So I’m not really sure I’ve found the root of the problem. There have been a few theories about problems with PSUs not supporting C6, but that seems far-fetched. The system also came with a single 16GB stick. I bought a “system compatible” stick from Kingston (same as the OEM stick) with the same timings, but I’m starting to suspect it too.

Perhaps I should try Windows for a few days and see if I experience any crashes. If it truly is hardware, I should also see problems with Windows, which I just haven’t used much.

Does it only occur when you have alot of ram in use?
I can tell you I have 32G DDR4 with real nice lean timings and I have experienced a couple weird hardware crashes when I’m at 25+GB of memory in use.
I only use windows 10 so… it could be ram also but I have a R7 1700x and its not my OC or anything.
But I haven’t been able to accurately reproduce it, and now as of recent I have a very weird bug where running any website that contains flash (even if flash is disabled) in any browser instantly takes down the entire system.

Many where affected by a number of issues.
SEGV is just the big one.

There where also:
Freezes - Instant lockups
Hard resets
Memory & Cache corruption issues leading to MCE events

These where caused by
Number of C-state issues in silicon
Cache memory defects
Branch prediction problems
FMA3 load induced voltage drops

I have now tested many Ryzen systems under linux and of all those about 5% had C-state issues as a result of hardware defects resolved only by an RMA.

Some chips that where not affected by the SEGV issue may still encounter the MCE events. The very second chip I had behaved exactly like yours. No MCE’s under testing but would randomly at idle hard reset or freeze.

You can try increasing SoC voltage, disabling C6, limiting to C1 max. But in all honesty none of this should be necessary.
Perhaps your mainboard also just needs a bios update?

How the story ended. I have same problem.

Windows never had a problem with the CPU, so I took Linux off the machine. Six months or so later I put it back on, and no problem. I’ve been running the CPU overclocked for the past year or so. Recently I had to reinstate it as my main gaming rig. Doing nicely with a 2070 Super in both OS’s.

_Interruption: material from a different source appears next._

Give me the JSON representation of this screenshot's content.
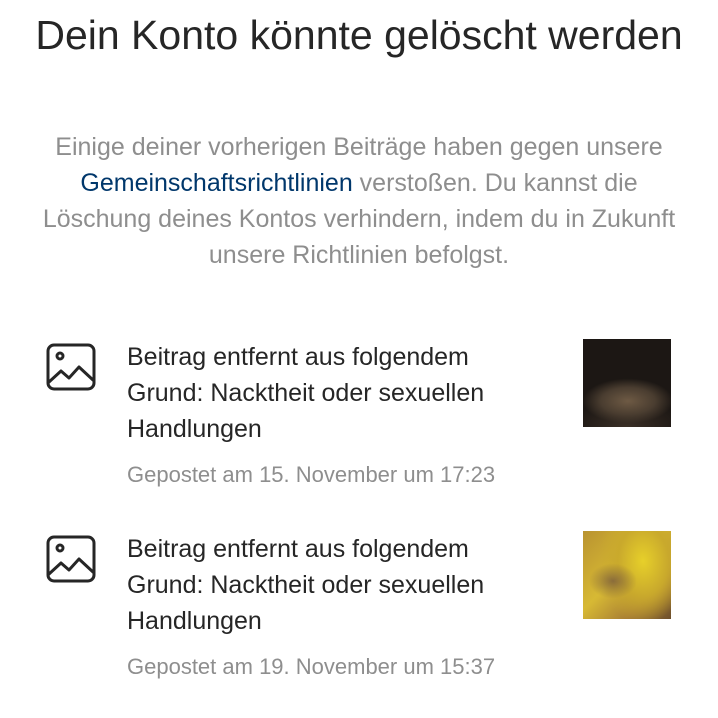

Must’ve been a bug. Either the kernel code was corrected, or they wrote around a firmware/microcode bug. Very stable now.